• _Dataset records_:
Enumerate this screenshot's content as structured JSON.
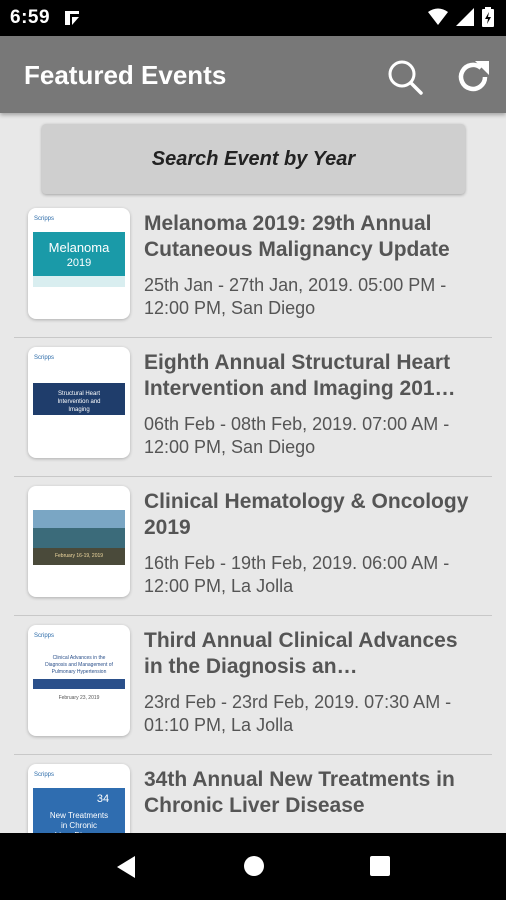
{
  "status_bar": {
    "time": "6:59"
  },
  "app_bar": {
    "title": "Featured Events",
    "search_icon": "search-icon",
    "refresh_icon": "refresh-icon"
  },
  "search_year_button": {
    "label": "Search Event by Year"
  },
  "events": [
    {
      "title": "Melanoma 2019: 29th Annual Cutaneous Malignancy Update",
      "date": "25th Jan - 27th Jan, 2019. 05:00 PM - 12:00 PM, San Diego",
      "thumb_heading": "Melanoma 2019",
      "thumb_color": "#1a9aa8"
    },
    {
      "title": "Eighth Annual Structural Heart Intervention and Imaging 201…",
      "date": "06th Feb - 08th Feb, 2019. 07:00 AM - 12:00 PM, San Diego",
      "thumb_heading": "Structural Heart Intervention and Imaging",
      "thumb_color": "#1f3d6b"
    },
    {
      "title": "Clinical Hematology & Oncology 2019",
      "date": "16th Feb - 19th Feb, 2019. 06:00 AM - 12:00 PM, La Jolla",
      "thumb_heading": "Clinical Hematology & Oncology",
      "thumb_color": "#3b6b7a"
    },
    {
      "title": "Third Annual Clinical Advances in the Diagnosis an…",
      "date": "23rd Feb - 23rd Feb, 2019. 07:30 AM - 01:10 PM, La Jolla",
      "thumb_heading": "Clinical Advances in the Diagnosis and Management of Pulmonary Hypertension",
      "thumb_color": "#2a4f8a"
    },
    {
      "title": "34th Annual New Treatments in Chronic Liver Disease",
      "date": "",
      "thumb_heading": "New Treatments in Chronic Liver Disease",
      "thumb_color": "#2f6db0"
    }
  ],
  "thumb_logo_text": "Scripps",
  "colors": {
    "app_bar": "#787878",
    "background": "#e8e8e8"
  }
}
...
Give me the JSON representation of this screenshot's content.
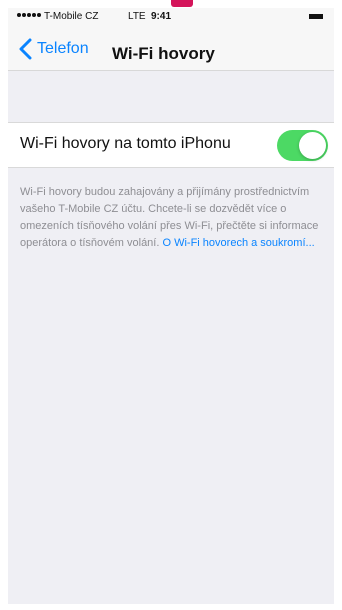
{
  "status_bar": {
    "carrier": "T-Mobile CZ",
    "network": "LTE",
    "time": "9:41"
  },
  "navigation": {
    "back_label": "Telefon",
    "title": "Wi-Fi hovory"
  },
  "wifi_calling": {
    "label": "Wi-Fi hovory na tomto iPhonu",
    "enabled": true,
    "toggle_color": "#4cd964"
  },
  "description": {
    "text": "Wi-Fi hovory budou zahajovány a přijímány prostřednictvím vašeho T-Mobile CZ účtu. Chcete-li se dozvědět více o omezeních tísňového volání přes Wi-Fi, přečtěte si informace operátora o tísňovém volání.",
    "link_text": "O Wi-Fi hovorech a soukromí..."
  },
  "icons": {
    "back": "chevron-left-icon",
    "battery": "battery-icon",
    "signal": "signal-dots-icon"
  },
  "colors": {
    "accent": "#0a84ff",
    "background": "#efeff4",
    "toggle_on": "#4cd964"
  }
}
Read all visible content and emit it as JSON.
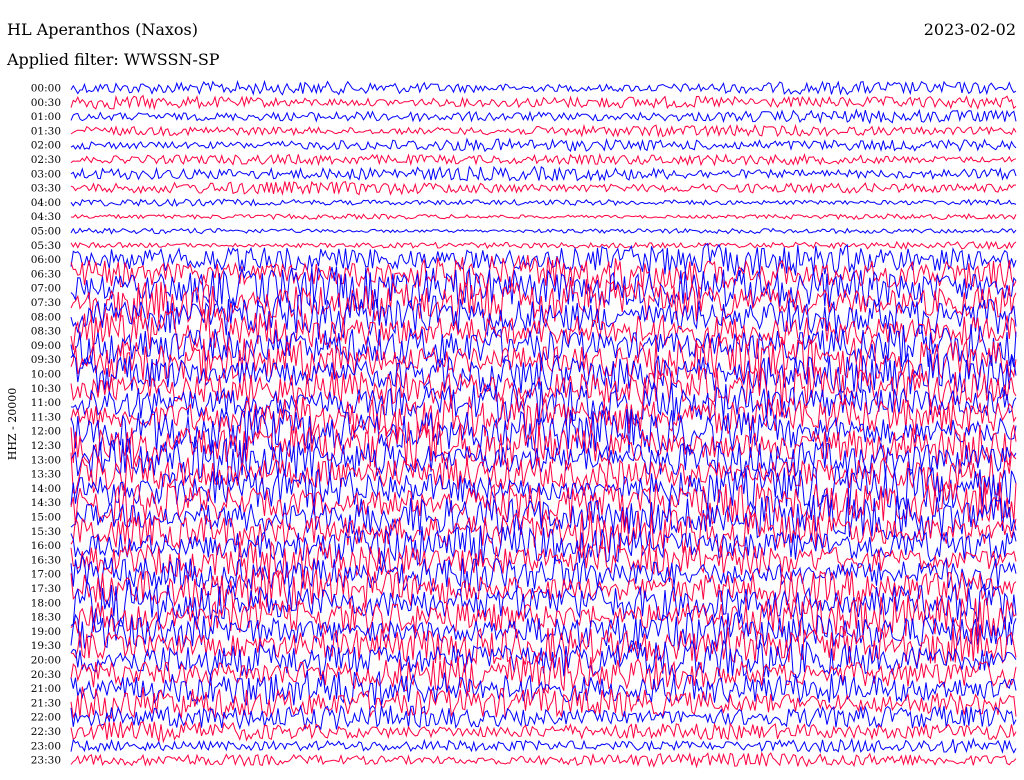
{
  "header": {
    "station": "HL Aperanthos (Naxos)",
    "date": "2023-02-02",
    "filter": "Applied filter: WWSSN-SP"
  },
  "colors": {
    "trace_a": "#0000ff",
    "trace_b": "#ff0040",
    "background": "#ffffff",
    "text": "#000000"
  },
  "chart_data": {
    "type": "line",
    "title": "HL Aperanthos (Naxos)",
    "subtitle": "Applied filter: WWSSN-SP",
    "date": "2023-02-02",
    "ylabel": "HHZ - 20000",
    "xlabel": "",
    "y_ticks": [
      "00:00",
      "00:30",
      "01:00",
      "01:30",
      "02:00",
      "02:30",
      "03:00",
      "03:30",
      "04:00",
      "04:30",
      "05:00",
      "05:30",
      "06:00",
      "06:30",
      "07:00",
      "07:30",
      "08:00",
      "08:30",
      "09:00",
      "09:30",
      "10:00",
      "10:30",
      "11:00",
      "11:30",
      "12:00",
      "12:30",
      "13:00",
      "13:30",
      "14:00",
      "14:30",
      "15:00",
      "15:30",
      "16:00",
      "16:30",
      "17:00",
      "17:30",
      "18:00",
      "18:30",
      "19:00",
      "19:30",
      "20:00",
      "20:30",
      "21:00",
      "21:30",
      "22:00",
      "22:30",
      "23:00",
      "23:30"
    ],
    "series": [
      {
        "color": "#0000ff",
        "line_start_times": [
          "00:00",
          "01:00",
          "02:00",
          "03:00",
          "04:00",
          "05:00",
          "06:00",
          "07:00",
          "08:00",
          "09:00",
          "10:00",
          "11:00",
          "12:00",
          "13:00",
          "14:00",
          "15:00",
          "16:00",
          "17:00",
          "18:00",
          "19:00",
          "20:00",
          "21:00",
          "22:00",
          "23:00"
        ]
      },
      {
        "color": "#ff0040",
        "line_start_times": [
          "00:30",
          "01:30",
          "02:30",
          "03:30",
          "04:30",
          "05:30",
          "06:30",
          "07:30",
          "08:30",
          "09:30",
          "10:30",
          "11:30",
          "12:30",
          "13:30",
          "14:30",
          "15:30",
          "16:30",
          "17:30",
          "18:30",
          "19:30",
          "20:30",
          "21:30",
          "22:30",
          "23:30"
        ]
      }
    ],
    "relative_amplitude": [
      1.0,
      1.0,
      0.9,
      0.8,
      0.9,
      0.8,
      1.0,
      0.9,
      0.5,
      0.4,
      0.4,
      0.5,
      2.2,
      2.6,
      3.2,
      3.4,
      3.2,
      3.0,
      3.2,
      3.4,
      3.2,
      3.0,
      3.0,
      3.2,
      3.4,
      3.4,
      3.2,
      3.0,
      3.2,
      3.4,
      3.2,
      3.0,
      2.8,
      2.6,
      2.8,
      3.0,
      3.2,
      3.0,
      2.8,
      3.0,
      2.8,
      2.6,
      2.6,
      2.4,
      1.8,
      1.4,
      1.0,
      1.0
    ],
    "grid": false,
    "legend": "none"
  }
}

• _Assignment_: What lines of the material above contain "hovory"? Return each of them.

• _Exercise response_:
    "title": "Wi-Fi hovory"
    "label": "Wi-Fi hovory na tomto iPhonu",
    "text": "Wi-Fi hovory budou zahajovány a přijímány prostřednictvím vašeho T-Mobile CZ účtu. Chcete-li se dozvědět více o omezeních tísňového volání přes Wi-Fi, přečtěte si informace operátora o tísňovém volání.",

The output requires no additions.